━━━━━ Given records ━━━━━

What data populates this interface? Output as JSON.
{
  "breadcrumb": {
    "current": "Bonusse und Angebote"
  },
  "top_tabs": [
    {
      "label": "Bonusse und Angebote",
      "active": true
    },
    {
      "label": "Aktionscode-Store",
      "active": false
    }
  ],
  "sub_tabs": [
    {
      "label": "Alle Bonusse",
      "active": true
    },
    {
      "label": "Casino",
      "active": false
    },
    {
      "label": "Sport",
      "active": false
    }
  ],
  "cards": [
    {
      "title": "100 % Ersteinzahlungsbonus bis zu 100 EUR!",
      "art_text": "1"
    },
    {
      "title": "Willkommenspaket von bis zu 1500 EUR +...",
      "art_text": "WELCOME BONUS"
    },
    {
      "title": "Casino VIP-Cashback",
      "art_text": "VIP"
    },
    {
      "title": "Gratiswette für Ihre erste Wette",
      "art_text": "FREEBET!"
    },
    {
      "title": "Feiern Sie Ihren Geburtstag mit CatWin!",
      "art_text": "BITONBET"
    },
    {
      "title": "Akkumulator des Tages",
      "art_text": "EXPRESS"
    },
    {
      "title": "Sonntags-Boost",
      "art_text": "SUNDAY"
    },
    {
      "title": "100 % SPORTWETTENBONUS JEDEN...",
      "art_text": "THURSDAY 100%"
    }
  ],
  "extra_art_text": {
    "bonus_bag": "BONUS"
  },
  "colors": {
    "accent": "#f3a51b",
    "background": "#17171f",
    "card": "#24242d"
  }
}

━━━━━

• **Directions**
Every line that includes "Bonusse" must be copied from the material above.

• **Output of the exercise**
    "current": "Bonusse und Angebote"
      "label": "Bonusse und Angebote",
      "label": "Alle Bonusse",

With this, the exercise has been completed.